Last night I drove to Beverly Hills to photograph Paula Cole and Madeleine Peyroux at The Saban. I already knew the limitations, they were standard, but I did not know just how big of a challenge this night was going to be.
1. I am only allowed to photograph during the first three songs-very standard.
2. I could not block the artists or the audience-ok, that's fair.
Little did I know that this was not going to be so simple, seeing as how I had never been to this venue before. There was no photo pit. None. Which is highly unusual but I understand that they were trying to make the evening an intimate experience by...putting the first row of chairs two feet from the stage leaving absolutely no room for me to even walk through, let alone stand. I wouldn't have been able to stand in front of the stage anyway because I was not allowed to block the audience from the stage. I couldn't stand in the aisles, because that would block the audience. I wasn't allowed on the stage or on the stairs to the stage, which would have been so helpful because Paula Cole sat at her piano for all of those first three songs and the wrong angle would make her look like just a head.

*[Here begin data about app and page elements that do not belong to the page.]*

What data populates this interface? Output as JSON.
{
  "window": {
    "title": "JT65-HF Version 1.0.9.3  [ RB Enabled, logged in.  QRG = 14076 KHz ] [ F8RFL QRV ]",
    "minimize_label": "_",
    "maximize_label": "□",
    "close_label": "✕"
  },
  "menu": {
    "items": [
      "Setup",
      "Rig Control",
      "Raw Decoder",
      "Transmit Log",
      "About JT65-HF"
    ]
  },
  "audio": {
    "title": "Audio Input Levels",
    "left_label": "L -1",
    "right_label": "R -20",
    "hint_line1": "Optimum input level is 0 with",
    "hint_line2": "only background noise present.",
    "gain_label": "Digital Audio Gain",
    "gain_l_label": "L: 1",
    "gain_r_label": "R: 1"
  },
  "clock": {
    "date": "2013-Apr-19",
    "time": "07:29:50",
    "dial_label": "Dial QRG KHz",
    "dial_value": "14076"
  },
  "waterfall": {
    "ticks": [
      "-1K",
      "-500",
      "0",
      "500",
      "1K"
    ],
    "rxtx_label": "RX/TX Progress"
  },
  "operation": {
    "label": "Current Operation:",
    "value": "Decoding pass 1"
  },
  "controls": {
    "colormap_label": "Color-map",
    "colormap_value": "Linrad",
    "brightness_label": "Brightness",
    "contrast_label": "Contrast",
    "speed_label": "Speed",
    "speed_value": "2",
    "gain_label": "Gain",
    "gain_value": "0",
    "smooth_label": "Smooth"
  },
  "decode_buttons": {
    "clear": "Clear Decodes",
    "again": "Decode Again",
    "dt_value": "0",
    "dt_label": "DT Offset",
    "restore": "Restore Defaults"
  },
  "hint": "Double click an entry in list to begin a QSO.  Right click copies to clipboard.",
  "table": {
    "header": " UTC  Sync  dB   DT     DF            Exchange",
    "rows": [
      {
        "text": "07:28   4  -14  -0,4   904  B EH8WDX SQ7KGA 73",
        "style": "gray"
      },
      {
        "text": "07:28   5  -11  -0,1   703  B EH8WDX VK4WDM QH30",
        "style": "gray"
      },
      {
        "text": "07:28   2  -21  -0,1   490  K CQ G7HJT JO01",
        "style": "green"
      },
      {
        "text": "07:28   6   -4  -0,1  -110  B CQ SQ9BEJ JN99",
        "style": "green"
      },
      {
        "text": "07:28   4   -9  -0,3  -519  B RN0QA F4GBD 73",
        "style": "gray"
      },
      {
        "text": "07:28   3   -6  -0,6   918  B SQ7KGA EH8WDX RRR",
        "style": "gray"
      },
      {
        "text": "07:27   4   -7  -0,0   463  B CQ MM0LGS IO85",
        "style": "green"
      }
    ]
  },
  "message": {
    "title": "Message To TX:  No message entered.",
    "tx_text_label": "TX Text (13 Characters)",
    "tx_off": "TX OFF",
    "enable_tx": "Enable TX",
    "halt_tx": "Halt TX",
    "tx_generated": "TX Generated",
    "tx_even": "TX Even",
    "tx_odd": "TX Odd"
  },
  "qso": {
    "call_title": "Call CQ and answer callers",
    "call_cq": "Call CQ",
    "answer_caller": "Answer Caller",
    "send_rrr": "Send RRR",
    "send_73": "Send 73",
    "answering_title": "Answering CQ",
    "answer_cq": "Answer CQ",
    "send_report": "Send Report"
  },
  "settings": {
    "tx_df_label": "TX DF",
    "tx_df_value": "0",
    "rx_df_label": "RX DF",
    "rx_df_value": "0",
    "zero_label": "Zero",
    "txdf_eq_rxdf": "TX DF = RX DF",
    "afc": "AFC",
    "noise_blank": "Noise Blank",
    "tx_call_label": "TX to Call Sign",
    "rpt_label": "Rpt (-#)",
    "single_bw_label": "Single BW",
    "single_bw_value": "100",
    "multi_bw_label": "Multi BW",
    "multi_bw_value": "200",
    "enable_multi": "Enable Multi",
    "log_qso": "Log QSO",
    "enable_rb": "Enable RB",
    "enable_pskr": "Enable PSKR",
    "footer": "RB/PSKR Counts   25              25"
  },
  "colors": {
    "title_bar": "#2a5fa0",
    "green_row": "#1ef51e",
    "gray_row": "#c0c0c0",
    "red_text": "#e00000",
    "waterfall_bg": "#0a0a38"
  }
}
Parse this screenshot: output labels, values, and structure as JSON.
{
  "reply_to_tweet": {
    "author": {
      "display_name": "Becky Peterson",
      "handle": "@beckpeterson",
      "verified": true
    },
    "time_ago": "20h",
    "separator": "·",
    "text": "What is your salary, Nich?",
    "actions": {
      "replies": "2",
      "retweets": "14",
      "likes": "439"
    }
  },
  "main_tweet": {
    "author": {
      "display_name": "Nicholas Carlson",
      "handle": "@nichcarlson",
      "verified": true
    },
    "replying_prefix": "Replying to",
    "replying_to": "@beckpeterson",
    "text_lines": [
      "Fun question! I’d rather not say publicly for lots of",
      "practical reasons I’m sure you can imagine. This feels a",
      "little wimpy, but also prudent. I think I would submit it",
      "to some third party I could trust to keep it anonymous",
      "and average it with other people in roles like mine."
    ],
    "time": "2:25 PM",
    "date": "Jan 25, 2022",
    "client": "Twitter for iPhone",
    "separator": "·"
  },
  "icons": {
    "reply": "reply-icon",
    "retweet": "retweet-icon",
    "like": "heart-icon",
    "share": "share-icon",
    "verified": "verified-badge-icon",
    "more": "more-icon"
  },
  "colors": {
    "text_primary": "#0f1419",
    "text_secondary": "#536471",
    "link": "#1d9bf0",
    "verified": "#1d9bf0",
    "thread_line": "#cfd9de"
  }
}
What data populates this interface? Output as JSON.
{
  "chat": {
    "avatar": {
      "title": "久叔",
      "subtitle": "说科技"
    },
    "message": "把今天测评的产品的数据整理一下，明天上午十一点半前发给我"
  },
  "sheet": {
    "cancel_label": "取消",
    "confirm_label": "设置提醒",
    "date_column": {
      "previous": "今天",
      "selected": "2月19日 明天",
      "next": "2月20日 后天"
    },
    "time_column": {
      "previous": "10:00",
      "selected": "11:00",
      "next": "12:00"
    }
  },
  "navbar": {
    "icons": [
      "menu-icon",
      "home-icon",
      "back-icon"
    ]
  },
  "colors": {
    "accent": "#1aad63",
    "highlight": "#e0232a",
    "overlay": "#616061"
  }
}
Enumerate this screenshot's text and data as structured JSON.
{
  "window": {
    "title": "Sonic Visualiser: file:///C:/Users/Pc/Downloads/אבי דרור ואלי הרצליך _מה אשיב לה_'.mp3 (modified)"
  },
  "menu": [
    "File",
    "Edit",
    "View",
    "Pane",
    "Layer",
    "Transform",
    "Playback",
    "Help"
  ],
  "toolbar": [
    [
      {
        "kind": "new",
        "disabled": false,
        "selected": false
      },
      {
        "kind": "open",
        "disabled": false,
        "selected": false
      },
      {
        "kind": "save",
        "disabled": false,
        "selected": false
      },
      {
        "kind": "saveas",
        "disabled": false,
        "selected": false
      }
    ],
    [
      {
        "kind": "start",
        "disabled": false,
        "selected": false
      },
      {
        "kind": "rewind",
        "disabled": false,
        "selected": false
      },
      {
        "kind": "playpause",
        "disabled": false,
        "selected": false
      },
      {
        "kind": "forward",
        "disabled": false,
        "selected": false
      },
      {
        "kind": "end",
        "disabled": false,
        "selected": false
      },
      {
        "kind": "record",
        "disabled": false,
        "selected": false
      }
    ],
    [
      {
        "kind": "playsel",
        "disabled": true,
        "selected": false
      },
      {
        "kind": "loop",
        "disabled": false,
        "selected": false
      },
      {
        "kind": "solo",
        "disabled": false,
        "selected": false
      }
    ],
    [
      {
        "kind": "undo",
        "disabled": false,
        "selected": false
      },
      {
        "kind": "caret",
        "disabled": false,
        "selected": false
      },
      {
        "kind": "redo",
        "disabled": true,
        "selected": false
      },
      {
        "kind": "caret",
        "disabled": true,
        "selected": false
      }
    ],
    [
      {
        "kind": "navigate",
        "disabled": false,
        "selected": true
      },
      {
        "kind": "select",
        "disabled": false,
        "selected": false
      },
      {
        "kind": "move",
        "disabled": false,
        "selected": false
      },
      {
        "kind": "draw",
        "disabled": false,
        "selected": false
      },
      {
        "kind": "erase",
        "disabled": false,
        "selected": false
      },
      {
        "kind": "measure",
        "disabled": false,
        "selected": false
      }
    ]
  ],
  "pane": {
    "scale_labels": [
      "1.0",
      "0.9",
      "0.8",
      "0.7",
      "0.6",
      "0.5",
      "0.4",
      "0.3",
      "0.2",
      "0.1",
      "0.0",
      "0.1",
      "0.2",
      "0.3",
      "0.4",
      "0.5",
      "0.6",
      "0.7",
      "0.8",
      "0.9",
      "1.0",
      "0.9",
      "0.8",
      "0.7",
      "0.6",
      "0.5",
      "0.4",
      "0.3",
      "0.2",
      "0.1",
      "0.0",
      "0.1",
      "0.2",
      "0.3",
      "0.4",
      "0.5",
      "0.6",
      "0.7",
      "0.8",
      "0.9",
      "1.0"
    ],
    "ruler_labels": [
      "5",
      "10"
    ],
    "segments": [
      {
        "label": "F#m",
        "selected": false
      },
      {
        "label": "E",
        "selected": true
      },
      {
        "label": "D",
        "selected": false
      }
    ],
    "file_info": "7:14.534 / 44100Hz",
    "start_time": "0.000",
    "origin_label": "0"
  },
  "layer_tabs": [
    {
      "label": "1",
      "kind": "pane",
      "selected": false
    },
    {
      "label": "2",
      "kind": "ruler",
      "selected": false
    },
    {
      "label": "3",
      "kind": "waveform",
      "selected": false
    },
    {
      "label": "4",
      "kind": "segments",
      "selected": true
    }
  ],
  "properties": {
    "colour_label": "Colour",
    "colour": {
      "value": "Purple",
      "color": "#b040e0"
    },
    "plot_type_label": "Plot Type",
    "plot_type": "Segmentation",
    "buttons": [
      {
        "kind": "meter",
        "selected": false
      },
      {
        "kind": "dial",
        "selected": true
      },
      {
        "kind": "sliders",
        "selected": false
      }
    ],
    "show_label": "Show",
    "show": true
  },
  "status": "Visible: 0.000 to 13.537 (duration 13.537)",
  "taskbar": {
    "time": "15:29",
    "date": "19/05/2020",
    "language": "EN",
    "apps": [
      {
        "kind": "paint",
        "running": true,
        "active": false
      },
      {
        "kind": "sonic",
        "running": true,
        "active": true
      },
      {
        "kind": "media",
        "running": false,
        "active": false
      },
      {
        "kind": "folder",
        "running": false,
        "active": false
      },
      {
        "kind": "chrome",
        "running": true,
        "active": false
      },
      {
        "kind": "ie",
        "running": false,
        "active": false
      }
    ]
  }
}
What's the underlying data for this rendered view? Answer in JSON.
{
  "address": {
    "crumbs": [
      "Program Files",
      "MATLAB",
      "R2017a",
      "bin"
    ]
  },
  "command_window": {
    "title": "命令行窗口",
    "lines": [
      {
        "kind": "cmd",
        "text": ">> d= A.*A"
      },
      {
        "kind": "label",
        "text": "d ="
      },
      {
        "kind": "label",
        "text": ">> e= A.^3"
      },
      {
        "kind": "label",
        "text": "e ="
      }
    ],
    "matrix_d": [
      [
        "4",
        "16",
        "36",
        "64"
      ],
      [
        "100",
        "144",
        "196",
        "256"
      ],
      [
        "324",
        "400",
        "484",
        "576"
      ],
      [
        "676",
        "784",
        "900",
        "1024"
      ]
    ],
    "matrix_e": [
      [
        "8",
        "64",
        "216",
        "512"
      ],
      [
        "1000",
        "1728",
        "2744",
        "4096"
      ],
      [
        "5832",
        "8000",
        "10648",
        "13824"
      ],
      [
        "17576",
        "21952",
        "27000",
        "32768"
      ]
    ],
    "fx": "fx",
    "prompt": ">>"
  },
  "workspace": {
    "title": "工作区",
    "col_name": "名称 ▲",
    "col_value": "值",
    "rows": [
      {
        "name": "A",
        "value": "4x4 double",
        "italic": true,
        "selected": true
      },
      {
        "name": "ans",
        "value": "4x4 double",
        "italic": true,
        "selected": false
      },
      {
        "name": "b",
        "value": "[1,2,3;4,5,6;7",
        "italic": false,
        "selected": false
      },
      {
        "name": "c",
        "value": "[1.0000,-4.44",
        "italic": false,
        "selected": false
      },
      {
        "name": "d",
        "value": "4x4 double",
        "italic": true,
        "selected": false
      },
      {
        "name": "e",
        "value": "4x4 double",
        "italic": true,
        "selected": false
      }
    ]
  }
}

So, how do I solve this problem? How do I create images that I could be proud to put my name on???
That's easy. I'm a hobbit. A burglar. A burglarhobbit. I can move unseen if I so wish. I don't need a ring to become invisible, it is my natural gift. I am just. that. good. I'm kidding. It was luck. There was a gap in the front row where either the seats didn't sell, or the people didn't show. I was able to use that empty space to shoot while my tush was hovering over the seat, I wasn't standing, so I didn't block the people behind me.
There was a lovely woman in the front row next to the empty seats I was using- or stealing, depending on how you look at it-who was really excited about my taking photos. At one point, she turned to me and said "THAT was the shot!!! Did you get it???!" Yes, m'lady, I DID get that shot. It's the photograph above. I showed it to her and she became so happy for me.
After the three songs were up I went to the seat Paula Cole's manager left open for me and enjoyed the rest of the show. It. Was. AMAZING. Paula Cole is...gah...I can't even accurately articulate how remarkable she is. She played all of my favorite songs, and told us the story behind her biggest hit, I Don't Want To Wait. This beautiful song, which was ruined by Drawson's Creek, is about her grandfather dealing with all the traumas one deals with after they come home from war.